I recently read an incredibly thought-provoking Sun Magazine interview with activist Van Jones (right), board President and co-founder of The Ella Baker Center for Human Rights. Among other things, Jones has become something of a pioneer in connecting two issues that are typically viewed as separate: socio-economic inequality and environmental destruction.
In the interview, he soberly described the current environmental movement in our country as a kind of “eco-apartheid:”
“Eco-apartheid” is a situation in which you have ecological haves and have-nots. In other words, if you are in the San Francisco Bay Area, and you visit Marin County, you’ll find hybrid vehicles, solar panels, organic food, organic everything. If you then get in your car and drive twenty minutes, you’ll be in west Oakland, where people are literally choking on the fumes of the last century’s pollution-based technologies. That’s eco-apartheid, and it’s morally wrong, because we should deliver clean jobs and health benefits not just to the wealthy, but also to the people who need them most. Eco-apartheid doesn’t work on a practical level either, because you can’t have a sustainable economy when only 20 percent of the people can afford to pay for hybrids, solar panels, and organic cuisine, while the other 80 percent are still driving pollution-based vehicles to the same pollution-based jobs and struggling to make purchases at Wal-Mart.
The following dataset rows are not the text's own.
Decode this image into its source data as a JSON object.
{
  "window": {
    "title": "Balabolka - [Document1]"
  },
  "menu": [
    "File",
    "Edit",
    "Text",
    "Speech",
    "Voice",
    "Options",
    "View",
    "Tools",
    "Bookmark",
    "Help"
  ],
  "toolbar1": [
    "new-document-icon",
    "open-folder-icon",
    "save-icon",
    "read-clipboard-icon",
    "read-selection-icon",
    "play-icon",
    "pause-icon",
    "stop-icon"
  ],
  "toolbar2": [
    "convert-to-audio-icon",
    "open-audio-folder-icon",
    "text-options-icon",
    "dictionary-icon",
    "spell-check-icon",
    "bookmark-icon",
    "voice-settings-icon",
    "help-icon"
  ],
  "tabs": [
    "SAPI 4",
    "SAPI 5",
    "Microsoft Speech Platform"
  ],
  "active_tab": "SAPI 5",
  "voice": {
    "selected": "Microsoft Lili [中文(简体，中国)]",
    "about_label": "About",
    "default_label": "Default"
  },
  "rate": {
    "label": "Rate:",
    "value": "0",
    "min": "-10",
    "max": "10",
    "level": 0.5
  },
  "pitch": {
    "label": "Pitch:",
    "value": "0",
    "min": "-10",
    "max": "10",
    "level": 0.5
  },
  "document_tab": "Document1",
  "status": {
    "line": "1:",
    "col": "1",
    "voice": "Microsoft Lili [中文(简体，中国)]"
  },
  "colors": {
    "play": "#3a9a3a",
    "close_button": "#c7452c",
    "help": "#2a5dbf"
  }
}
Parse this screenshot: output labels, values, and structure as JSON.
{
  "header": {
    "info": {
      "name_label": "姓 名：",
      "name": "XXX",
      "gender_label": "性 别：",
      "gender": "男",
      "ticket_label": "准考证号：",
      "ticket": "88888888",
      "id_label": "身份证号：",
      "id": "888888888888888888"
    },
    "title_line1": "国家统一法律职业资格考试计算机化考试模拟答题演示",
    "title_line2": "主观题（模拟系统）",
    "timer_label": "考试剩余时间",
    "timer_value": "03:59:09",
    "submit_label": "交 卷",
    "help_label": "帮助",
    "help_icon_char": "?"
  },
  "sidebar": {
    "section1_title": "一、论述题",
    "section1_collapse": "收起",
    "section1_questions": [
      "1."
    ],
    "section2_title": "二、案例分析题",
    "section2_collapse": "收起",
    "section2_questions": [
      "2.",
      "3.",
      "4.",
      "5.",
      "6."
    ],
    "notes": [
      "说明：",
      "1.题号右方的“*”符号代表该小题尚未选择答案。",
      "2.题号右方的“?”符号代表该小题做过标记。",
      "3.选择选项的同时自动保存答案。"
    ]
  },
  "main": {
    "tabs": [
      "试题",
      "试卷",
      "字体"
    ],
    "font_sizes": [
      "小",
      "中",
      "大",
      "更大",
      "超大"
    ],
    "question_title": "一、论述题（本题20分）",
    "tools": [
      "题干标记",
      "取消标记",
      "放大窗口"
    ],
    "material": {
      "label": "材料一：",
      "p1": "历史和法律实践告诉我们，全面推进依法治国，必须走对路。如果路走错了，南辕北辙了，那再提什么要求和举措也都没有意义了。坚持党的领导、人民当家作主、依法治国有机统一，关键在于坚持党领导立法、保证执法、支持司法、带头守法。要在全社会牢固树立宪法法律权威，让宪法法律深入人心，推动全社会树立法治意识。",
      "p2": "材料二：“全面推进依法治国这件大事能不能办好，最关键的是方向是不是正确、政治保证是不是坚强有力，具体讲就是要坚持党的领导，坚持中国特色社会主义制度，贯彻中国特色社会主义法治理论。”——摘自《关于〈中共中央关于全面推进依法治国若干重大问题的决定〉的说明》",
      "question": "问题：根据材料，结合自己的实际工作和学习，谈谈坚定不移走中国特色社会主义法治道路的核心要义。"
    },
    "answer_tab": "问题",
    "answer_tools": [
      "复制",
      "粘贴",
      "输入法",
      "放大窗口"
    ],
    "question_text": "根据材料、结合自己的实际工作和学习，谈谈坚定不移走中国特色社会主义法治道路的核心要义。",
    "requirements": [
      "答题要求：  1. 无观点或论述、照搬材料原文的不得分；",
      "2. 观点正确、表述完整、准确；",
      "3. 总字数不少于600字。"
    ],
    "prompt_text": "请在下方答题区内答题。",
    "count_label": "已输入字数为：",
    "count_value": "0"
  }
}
For the sustainable economy to be successful, it has to be a full-participation economy. Right now it is a niche economy, a lifestyle economy. Though green products are a $230 billion industry and growing, that’s still a slice of a slice of a slice of the overall pie. It is easy for the eco-elites in Massachusetts or northern California to wrap themselves in the trappings of sustainability and think that the problem has been solved, but the people who clean their houses are going back to neighborhoods that may be fifty years in the past in terms of their ecological sustainability. As we move toward a sustainable economy, if we do not take care to minimize the pain and maximize the gain for the poor, they will join forces with the polluters to derail the green revolution.
Jones also addressed insightfully how and why this “eco-elitism” has failed to reach the hearts and minds of low-income people and people of color:
Environmentalists sometimes don’t understand that what motivated them to get involved in political activism and change their lifestyle isn’t going to inspire everyone else. It’s not just a matter of their explaining louder and louder why everyone should be like them. That’s not the politics of inclusion; that’s the politics of elitism. The reality is that working people will support ecological solutions, but not for the same reasons that the eco-elites support them.
A lot of wealthy, educated people wanted to take action as a result of Al Gore’s documentary An Inconvenient Truth, but most low-income people and people of color I know had no interest in seeing the movie in the first place. They already have enough problems. They don’t need new crises to worry about. Around here we say that the people who already have a lot of opportunities are the ones who need to hear about the crises. So if you have a house and a car and a college degree, then, yes, you should hear about global warming, or peak oil, or dying species. But poor and low-income people need to hear about opportunities. They need to hear about the expected reduction in asthma rates when we reduce greenhouse gases. They need to hear about the wealth and health benefits of moving to a sustainable economy. Otherwise you are just telling people who are already having a bad day that they should have a worse one.
How can we bridge this gap? Jones offered several thoughts, including the creation of a “green collar” job corps – a mobilization that would train low income youth of color to help retrofit US cities to become more environmentally sustainable.
A provocative and compelling article: click here to read the entire interview.